Using a Blank Keyboard
Iris Classon reported that using a blank keyboard improved her touch typing accuracy. She listed measurements and statistics on her web site regarding her improvements. I own a Das Keyboard Ultimate and have used it from time to time. It is true that using it improved my touch typing accuracy, but it did not help me to "know" where the keys were.
I want to memorise the exact locations of all keys on the keyboard. This is very difficult for me, but I want to master it. As with the IDE Shortcuts I used Anki to create a deck of flashcards containing all keys on the keyboard. It starts with pictures of the blank keyboard and the name of the key in question:
Showing the keyboard already on the front side of the flashcards - the question side - helps me visualise the location of the key. I use the TKL (tenkeyless) variant of the keyboard, ignoring the numeric keypad, to save horizontal space. When ready I advance the deck and see the key marked on the keyboard:The same layout on both sides of the flashcards help me keep my visual focus on the position. (Having two pictures for each card doubles the file size of the deck, which might be a problem on mobile devices running Anki but I had no issues when using the deck.) As I use German and UK layout depending on my pairing partner, I created two decks with German and UK layout respectively:

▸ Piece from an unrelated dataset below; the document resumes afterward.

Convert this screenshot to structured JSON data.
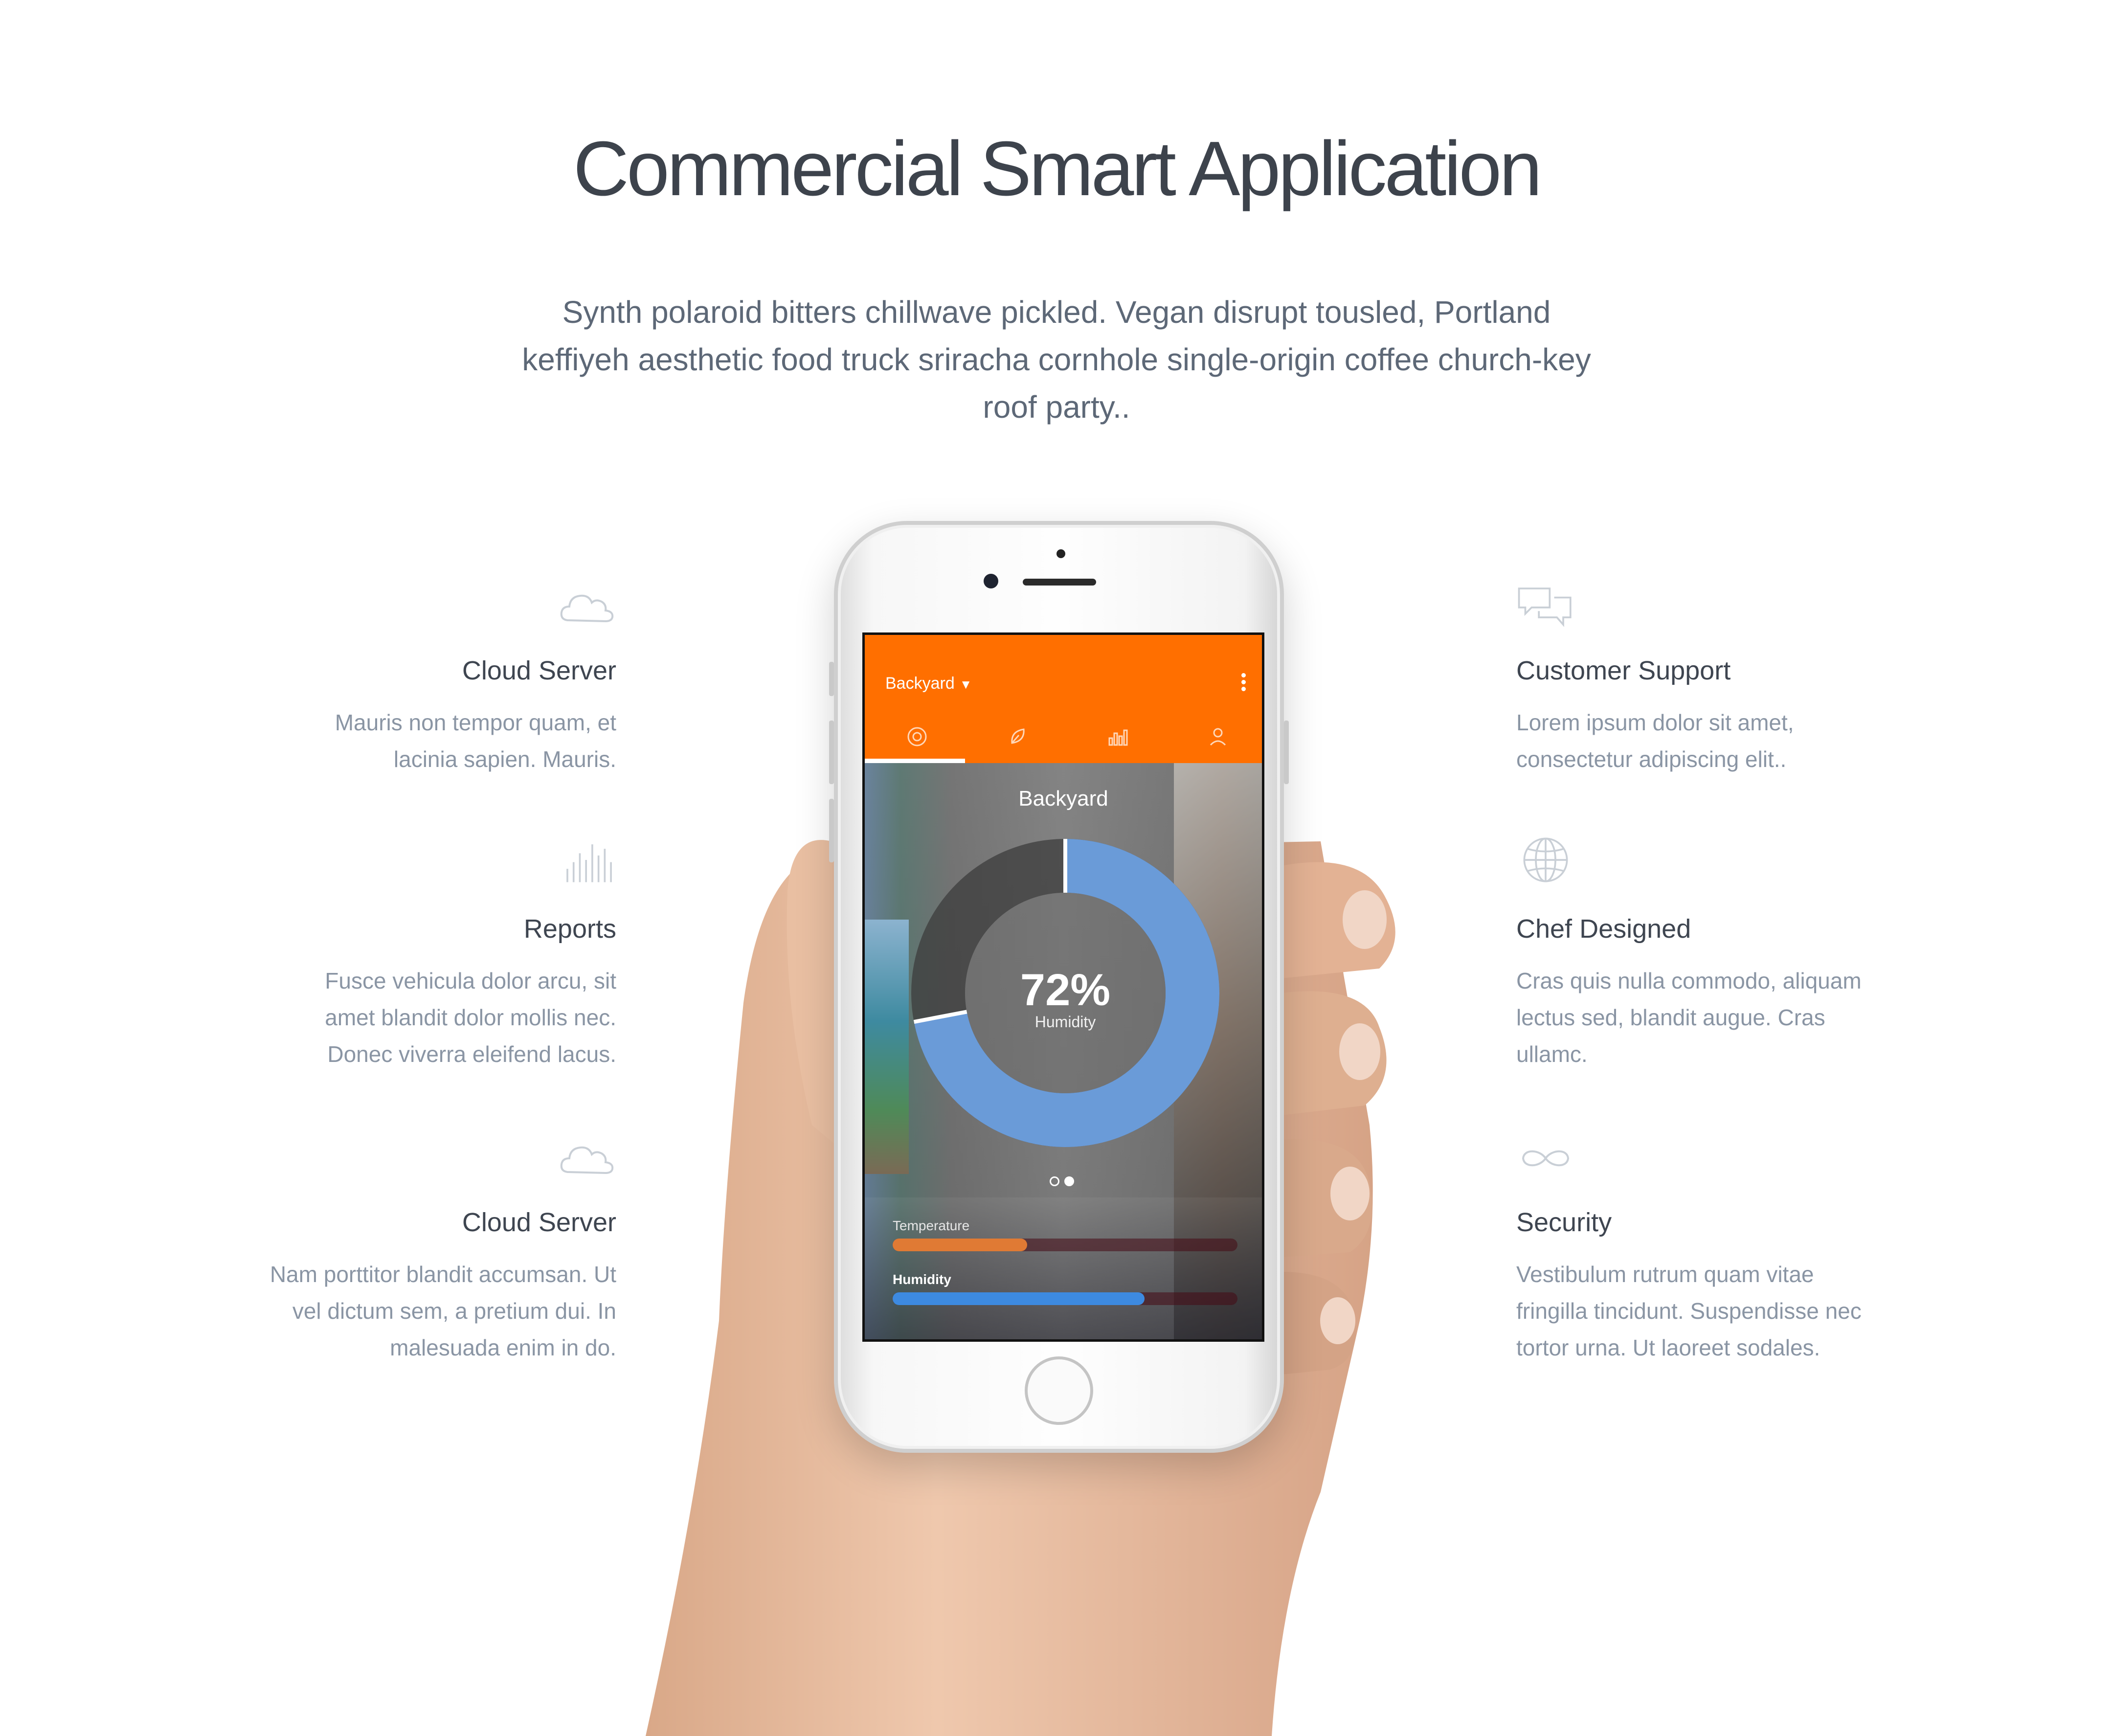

- Download Anki flashcards for 88 keys German keyboard layout and
- download Anki flashcards for 88 keys UK keyboard layout, which is very similar to US layout.

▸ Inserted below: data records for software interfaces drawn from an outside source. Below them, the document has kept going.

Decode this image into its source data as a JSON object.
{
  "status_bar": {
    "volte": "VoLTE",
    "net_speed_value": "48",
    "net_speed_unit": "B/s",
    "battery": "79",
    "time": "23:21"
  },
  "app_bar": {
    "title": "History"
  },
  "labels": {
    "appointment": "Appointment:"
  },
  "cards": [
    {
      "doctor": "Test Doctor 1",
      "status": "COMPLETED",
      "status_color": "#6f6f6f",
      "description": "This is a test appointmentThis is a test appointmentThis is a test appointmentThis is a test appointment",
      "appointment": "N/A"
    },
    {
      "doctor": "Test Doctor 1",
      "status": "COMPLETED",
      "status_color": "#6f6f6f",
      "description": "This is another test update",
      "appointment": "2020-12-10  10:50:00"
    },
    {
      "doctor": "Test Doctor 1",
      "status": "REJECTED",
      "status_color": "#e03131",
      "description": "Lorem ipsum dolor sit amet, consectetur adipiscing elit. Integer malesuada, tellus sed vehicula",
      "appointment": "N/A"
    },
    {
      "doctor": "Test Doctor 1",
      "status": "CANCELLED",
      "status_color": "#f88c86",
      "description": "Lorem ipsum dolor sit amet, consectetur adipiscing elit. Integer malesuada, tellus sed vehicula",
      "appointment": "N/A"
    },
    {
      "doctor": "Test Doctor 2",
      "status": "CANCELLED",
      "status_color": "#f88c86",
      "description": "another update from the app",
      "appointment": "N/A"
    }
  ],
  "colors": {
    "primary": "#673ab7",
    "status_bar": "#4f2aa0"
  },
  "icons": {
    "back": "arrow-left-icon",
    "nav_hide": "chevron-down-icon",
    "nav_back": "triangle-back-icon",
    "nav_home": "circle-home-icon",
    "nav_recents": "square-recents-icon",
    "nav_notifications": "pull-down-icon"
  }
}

During my practise with the decks I sometimes wanted to separate letters from non letter keys. So I created even more decks: